What an incredible time to read about motherhood. With over 20 inspiring new titles to have come out in the past six months alone a shift is happening: Women’s voices are being published and the diversity of motherly topics and experiences are finally being recognized by massive, traditional publishing houses. From data-driven guides that debunk conventional advice in Cribtalk to deeply revelatory essays in “ What My Mother and I Don’t Talk About,” the only question might be: Where to start reading?
I have an aversion to backpacks altogether despite the many pragmatic reasons to carry one.
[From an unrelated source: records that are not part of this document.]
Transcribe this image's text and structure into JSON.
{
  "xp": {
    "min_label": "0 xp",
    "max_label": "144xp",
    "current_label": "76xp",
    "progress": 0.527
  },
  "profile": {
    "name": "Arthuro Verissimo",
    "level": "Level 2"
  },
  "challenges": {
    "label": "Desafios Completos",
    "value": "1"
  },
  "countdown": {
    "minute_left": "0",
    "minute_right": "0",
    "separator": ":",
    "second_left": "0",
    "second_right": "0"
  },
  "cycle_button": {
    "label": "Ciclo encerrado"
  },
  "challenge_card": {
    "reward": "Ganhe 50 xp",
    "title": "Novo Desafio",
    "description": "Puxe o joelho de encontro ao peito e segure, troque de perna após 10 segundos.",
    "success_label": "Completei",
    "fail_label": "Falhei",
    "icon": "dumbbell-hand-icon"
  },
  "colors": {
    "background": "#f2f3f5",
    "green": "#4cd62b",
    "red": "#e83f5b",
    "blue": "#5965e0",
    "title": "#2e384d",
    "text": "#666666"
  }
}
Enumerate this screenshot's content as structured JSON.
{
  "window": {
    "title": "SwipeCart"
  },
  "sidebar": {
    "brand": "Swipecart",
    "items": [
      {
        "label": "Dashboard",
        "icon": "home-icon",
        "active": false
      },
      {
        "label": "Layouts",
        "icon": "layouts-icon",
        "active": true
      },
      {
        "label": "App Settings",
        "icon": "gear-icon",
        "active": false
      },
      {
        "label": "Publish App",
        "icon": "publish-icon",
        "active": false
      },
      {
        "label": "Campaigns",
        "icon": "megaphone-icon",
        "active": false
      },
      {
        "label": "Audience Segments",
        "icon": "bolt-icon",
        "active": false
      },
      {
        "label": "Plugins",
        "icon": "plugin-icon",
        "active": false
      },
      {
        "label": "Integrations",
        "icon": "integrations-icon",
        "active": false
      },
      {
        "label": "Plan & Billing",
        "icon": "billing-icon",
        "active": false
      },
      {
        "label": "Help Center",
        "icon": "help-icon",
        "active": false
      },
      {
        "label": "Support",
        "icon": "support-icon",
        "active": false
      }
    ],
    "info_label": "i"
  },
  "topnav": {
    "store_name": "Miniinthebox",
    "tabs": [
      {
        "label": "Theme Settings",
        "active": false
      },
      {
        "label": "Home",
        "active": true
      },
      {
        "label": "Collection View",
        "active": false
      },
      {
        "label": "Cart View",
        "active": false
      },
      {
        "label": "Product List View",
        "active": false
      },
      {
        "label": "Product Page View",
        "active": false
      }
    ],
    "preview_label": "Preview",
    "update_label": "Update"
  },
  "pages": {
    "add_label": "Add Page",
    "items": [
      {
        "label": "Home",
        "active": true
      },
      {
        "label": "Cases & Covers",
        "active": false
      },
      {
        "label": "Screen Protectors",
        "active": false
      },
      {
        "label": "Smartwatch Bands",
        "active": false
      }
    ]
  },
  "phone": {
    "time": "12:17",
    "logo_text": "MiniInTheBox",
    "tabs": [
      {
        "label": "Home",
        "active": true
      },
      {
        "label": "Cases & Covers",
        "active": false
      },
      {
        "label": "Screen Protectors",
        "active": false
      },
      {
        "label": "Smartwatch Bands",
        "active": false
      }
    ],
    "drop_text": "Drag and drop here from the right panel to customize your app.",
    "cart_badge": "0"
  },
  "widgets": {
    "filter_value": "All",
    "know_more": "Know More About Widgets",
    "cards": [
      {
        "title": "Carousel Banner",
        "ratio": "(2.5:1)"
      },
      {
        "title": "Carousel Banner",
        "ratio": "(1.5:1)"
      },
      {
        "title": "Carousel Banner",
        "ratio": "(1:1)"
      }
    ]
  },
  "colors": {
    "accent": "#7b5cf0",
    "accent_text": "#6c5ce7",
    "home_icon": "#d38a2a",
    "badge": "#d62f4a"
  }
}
Sure there are tons of fashionable options to choose from ranging from the de-luxe Saint Laurent variety to the more approachable Patagonia ilk.  Maybe it’s because a backpack reminds me of high school and I don’t have particularly fond memories there or because there’s an oblivious man in my building who wields a backpack twice his size and whips around without realizing the suitcase on his back might knock someone out.

This T&L list skews more functional than fashionable (sigh, I suppose function is a key consideration when packing for a trip) but the Longchamp take on their classic tote is quite cute as is the leather version from Leatherology which is eerily familiar to the one I was so elated to buy at Fred Segal in 1993. While my backpack block won’t budge that doesn’t mean you couldn’t consider one of these hands-free options for your next family getaway.
Not as in the quote-un-quote "bad" moms portrayed in that mediocre Mila Kunis film but as in bona fide, bad mothers whose undeniably bad actions caused undeniable distress and damage to their children.

I often hesitate to use words like “good” or “bad” but they exist because we need to use them to describe actions and words and patterns that are just that: BAD. While I am so grateful to have cultivated a trusting and solid relationship with my own mother that is neither ambivalent nor conflicted I know this is not the case for so many of us.  

With Mother’s Day right around the corner perhaps the holiday is triggering for those who don’t have a mom to celebrate at all. While this essay doesn’t offer an “answer” for how to move through the challenging day it does convey the wrenching conflict and pain of not knowing how to honor a woman who wasn’t very good at being your mom. For all you mamas who have a bad mom, this essay courtesy of Mothe r magazine is for you.